> Sinraptoridae (1993/1994). I'm sure the reply is that
> "Sinraptoridae is phylogenetically defined",
Dead right. Sinraptoridae IS phylogenetically defined - which is the very
reason why _Metriacanthosaurus_ belongs in this clade. That should count for
The name Sinraptoridae was originally erected (1993) to include two closely
related genera: _Sinraptor_ and _Yangchuanosaurus_. Sinraptoridae was
subsequently (1997) defined as a stem-based clade (_Sinraptor_ but not
_Allosaurus_; later emendations added other external specifiers). Recent
phylogenetic analyses have recovered _Lourinhanosaurus_ and
_Metriacanthosaurus_ as falling inside this clade. _Metriacanthosaurus_ is
based on fragmentary material, whereas_Sinraptor_ is based on an excellent
skeleton; so I can't see any good reason to replace Sinraptoridae with
Let's say we do go ahead and change the name from Sinraptoridae to
Metricanthosauridae. Let's also say another analysis finds that
_Metriacanthosaurus_ falls outside the sinraptorid clade (as a basal
allosauroid, for example) - you know how these fragmentary taxa tend to bounce
around in phylogeny. Then we have to go back and start calling the clade
Sinraptoridae all over again, all because of the position of one very poorly
known genus (_Metriacanthosaurus_).
>From the point of view of nomenclatural stability, re-naming Sinraptoridae
>seems counterproductive. You're advocating re-naming the clade solely because
>of the historical quirk that somebody (G. Paul) once erected a family called
To use an analogous example... What if _Ornithodesmus_ is referred to
Troodontidae? Using your argument, does this mean that we have to re-name this
clade Ornithodesmidae, because Ornithodesmidae was named before Troodontidae
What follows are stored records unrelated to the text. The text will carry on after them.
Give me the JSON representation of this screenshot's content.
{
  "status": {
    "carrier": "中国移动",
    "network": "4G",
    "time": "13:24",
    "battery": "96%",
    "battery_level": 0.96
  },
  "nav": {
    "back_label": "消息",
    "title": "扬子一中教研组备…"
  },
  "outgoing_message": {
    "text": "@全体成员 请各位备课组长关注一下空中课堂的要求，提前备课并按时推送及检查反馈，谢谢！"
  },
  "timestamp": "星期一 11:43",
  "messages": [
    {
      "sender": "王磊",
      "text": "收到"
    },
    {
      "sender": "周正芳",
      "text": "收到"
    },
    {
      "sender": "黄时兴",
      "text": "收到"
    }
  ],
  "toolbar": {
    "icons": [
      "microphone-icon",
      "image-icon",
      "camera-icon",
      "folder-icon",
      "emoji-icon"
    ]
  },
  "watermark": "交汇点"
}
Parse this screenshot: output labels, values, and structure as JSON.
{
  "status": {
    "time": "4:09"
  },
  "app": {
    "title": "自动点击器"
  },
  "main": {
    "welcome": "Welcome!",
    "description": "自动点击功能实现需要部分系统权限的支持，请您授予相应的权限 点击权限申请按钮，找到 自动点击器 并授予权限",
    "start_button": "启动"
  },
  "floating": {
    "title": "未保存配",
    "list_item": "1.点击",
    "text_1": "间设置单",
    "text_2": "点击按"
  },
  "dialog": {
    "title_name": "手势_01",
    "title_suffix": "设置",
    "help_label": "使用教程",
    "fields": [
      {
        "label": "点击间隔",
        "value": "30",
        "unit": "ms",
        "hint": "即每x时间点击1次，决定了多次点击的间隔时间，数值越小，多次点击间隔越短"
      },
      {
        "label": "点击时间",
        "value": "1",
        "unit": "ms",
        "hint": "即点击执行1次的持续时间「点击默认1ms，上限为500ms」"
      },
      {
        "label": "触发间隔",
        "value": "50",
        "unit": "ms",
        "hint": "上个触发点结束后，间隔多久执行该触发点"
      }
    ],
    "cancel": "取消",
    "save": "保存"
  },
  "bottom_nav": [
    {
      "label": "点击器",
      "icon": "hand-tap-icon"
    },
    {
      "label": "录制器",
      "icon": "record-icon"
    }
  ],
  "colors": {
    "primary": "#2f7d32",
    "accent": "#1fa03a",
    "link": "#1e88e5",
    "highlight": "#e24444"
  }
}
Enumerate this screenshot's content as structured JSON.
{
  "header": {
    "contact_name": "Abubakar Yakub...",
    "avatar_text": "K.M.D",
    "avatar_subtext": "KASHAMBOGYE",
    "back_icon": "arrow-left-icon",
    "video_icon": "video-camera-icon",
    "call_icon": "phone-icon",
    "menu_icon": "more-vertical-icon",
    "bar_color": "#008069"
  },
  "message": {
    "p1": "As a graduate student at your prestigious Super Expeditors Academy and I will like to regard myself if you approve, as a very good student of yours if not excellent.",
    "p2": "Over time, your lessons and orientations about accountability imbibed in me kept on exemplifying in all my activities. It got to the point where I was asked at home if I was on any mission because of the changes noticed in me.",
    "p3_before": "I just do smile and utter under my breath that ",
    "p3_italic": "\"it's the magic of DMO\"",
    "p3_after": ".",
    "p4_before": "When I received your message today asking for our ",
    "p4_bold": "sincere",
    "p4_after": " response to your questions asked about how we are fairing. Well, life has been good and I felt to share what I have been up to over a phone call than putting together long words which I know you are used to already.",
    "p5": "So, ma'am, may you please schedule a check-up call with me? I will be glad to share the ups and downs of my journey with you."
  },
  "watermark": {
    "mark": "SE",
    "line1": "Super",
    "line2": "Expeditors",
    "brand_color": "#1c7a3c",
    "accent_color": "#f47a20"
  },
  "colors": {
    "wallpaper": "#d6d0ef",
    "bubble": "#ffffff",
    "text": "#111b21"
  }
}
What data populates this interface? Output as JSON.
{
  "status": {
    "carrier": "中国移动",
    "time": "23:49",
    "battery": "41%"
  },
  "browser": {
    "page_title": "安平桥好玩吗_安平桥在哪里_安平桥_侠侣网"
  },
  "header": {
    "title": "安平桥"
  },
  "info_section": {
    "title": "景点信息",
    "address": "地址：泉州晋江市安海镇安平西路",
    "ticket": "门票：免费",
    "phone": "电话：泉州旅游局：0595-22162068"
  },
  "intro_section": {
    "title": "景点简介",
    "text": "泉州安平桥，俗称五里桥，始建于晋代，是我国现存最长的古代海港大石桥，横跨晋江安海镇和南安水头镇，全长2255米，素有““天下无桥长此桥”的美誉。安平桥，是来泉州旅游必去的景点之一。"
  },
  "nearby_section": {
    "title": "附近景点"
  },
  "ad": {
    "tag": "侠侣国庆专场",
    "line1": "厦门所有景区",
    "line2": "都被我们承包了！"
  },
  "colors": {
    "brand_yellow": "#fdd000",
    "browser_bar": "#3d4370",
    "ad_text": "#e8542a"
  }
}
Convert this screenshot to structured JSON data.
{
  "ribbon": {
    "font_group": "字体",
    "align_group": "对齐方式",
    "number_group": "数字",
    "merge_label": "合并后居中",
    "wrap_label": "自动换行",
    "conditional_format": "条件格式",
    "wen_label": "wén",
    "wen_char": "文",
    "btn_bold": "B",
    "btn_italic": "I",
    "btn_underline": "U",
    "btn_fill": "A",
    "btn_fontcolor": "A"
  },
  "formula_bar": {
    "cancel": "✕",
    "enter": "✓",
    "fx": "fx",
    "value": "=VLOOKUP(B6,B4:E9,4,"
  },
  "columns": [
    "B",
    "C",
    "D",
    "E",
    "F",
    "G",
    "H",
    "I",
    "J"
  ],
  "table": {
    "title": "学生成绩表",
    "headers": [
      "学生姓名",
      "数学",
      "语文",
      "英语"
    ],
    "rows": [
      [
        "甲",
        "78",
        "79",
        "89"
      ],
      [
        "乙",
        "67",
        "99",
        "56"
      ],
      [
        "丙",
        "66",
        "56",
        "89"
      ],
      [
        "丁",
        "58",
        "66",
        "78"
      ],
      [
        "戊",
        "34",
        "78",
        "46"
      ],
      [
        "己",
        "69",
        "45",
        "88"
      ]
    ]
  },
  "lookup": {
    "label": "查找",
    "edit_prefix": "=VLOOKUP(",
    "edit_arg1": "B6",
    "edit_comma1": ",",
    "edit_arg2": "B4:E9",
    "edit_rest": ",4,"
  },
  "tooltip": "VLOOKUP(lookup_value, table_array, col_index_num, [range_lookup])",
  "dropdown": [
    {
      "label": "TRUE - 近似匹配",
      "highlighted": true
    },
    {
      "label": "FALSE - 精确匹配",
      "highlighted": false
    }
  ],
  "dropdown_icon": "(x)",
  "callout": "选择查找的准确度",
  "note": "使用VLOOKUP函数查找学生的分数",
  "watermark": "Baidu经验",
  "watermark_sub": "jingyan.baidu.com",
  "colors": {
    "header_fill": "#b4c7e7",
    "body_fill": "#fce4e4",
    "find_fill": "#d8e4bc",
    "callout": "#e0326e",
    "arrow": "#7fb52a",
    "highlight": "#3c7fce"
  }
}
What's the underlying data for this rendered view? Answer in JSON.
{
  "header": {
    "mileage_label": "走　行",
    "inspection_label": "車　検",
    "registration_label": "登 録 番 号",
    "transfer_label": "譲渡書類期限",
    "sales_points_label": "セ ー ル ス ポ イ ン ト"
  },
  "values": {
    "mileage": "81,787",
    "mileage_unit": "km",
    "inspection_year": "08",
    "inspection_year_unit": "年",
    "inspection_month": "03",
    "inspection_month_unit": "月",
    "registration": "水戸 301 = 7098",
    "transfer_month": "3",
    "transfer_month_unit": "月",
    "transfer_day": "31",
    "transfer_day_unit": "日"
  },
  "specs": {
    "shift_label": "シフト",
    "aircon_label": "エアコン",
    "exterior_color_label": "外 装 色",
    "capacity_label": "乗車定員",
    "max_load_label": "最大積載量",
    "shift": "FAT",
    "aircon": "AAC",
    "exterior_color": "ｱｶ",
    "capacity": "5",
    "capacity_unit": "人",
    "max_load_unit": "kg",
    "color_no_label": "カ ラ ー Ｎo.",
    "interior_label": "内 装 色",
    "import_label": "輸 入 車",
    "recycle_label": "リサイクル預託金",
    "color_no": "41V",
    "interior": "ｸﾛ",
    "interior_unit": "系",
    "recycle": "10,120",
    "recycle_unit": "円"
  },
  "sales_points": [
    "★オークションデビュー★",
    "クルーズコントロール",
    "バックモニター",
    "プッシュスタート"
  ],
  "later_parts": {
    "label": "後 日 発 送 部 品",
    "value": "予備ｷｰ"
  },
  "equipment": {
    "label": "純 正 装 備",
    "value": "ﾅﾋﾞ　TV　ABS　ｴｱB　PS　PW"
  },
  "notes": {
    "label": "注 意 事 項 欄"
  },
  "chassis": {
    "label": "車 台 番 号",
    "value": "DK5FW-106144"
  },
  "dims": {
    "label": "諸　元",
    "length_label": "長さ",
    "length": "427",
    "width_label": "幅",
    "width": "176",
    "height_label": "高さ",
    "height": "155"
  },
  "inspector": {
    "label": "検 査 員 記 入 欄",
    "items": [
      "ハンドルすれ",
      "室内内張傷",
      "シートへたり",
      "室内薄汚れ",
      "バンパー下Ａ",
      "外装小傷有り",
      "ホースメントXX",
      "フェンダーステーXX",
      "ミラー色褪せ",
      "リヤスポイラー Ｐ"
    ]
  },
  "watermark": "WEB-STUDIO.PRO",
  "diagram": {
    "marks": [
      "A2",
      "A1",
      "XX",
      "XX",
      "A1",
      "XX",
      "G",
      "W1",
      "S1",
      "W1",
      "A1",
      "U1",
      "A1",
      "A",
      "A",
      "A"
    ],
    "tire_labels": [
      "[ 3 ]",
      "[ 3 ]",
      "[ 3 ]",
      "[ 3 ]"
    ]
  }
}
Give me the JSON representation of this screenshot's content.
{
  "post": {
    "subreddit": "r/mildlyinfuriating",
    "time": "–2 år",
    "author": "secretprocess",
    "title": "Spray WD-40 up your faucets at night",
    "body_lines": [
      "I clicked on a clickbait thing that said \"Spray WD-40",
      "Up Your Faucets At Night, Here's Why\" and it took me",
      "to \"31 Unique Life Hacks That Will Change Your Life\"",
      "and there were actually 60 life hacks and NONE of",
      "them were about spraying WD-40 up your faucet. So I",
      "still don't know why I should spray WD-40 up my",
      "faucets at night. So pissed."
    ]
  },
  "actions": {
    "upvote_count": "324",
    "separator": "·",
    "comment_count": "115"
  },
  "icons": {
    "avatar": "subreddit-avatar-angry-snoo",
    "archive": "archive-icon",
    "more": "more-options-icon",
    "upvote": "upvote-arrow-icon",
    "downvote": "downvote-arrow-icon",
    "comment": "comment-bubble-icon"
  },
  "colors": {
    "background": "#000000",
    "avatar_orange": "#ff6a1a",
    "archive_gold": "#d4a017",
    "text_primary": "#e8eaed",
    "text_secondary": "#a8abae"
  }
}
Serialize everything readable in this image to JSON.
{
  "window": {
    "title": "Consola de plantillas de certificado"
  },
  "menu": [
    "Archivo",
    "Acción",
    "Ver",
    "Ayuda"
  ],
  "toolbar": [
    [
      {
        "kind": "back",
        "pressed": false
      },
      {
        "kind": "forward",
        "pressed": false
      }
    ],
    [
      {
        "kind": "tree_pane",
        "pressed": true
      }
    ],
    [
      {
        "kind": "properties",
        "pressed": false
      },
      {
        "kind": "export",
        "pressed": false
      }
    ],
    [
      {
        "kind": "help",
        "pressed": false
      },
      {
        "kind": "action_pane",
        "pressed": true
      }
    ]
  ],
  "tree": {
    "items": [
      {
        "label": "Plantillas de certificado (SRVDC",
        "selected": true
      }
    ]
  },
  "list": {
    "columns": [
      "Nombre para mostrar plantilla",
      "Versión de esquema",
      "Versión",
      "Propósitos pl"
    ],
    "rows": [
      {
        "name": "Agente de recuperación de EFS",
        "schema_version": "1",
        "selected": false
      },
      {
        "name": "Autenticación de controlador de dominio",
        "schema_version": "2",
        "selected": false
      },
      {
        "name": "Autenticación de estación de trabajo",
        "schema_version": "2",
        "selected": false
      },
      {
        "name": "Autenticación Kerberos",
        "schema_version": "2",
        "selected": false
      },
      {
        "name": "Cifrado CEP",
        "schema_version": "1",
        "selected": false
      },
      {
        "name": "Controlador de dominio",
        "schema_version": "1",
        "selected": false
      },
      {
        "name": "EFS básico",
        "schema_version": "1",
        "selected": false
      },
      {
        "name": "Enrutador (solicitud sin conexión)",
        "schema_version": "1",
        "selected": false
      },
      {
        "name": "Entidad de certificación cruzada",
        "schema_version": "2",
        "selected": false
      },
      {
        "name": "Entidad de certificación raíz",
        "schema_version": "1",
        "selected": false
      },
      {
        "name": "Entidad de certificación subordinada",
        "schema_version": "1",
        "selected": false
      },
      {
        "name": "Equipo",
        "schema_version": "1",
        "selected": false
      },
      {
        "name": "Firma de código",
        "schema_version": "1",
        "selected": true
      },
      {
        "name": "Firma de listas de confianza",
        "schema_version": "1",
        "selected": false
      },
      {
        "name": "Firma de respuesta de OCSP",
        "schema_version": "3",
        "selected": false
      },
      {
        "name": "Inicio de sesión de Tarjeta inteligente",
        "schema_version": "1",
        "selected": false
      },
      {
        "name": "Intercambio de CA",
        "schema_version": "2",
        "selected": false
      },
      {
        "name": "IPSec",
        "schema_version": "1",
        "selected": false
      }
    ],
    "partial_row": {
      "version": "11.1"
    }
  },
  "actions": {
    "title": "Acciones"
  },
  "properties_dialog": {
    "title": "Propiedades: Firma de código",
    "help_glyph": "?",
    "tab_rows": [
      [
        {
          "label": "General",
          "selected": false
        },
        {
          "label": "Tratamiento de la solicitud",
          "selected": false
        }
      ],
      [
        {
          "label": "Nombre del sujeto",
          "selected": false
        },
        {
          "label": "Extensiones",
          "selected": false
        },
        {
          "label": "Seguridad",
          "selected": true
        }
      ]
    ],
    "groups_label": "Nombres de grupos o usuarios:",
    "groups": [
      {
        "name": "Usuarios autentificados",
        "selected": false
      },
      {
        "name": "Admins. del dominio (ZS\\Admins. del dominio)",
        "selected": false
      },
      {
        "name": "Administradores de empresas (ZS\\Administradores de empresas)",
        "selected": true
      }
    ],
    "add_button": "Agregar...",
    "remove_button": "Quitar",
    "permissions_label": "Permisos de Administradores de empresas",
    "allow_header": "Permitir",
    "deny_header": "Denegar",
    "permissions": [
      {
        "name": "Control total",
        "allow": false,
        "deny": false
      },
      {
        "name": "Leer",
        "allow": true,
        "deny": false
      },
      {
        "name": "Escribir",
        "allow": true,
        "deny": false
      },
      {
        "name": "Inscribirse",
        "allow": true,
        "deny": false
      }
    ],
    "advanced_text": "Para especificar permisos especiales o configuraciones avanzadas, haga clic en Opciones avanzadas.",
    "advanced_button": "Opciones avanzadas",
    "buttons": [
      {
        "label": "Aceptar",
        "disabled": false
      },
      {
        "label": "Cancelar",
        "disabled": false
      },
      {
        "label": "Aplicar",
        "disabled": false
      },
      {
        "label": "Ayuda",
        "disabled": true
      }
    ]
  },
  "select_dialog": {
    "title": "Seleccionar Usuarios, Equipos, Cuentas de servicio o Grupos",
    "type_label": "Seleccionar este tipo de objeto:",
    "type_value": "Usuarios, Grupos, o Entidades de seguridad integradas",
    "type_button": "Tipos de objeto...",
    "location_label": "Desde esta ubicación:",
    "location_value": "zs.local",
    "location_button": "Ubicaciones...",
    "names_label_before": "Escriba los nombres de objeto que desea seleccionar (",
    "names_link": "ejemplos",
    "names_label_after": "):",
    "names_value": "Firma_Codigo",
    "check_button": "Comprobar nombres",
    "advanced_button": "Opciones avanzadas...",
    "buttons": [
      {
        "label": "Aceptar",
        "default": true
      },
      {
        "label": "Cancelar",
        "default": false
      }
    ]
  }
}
(1913 vs 1924)
> but Phylocode
> isn't implemented until 1-1-200x. Surely we should
> follow the ICZN at least until then, and if we're free to
> ignore it now, why not just ignore it next time a priority
> issue comes up which we don't like?
But Mickey, it's always come down to personal preference. We use
Tyrannosauridae (Osborn 1905) rather than Deinodontidae (Cope 1866), even
though the latter family was in usage for nearly a 100 years, and _Deinodon_ is
clearly a tyrannosaurid. Tyrannosauridae is preferred over Deinodontidae,
because _Deinodon_ is considered a nomen dubium. But _Ceratops_ is almost
universally regarded as a nomen dubium too, and we still use Ceratopsidae
(Marsh 1890) in preference to Centrosauridae (Lambe 1915).
So if the ICZN rules are inconsistently applied, why start renaming
family-level clades purely on the basis of what year they were named? It only
adds to the taxonomic 'churn'.
> On a more positive note, the paper looks extremely
> interesting, as Benson's been doing some great work.
Can't disagree with that!